[PROBLEM STATEMENT]
In the records that follow, find each line containing "user" and copy it.

[GIVEN INFORMATION]
_____

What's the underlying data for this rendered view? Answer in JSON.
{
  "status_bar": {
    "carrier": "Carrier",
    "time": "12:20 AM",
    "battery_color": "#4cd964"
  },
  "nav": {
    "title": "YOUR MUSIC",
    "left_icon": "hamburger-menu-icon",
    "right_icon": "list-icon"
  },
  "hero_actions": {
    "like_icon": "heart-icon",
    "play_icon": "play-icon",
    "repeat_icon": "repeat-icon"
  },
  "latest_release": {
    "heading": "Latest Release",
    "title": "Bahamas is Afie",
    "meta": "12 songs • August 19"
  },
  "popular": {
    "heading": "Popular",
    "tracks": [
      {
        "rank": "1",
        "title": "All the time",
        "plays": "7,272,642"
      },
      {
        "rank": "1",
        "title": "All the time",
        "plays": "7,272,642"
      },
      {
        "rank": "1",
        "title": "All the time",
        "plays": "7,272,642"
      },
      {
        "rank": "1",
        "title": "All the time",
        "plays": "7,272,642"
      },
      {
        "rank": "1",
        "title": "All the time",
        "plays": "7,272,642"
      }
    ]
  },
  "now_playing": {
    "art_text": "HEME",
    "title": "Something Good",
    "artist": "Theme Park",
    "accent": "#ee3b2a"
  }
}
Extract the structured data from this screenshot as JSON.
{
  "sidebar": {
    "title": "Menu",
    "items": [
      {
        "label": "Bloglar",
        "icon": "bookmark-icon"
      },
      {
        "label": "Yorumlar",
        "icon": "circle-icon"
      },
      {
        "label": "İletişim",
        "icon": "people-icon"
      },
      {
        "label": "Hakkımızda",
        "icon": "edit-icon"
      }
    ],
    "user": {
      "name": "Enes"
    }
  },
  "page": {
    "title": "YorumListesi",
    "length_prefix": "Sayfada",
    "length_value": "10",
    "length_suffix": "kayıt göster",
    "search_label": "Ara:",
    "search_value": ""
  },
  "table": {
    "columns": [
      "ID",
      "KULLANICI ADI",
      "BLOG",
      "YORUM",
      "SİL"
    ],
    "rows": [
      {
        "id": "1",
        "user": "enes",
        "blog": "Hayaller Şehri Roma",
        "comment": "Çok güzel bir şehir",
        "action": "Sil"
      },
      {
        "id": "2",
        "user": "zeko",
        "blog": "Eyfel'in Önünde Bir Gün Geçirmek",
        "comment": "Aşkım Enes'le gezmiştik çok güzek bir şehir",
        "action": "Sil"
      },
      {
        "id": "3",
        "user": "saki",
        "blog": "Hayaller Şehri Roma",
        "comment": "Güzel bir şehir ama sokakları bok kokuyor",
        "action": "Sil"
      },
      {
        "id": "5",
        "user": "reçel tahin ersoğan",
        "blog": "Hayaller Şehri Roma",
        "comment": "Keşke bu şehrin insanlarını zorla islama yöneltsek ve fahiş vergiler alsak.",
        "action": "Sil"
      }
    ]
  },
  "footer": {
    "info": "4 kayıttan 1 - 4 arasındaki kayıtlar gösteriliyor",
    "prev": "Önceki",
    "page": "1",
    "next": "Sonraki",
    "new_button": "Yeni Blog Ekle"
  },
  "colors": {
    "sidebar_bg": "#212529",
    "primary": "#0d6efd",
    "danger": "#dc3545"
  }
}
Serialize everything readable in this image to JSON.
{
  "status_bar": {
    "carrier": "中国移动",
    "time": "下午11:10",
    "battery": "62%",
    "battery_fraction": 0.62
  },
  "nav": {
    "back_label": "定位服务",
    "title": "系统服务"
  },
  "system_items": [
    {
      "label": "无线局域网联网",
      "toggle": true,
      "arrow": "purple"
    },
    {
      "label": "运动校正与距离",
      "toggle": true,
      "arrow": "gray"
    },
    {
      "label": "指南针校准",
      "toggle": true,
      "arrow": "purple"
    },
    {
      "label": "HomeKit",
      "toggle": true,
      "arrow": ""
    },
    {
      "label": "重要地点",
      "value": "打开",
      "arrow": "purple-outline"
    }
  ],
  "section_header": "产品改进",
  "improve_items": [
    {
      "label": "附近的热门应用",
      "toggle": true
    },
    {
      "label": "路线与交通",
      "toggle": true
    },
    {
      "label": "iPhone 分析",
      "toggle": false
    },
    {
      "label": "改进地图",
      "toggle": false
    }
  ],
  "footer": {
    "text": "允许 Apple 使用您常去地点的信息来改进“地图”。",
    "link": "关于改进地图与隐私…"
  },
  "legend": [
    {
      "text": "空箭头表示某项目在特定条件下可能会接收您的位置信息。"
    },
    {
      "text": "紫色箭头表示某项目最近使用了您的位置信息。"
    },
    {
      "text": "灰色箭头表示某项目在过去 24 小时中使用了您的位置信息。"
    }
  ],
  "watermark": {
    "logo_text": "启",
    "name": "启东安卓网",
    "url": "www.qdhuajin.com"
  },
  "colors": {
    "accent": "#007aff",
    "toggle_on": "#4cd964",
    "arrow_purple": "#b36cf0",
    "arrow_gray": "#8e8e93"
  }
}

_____

[PROBLEM SOLUTION]
    "user": {
        "user": "enes",
        "user": "zeko",
        "user": "saki",
        "user": "reçel tahin ersoğan",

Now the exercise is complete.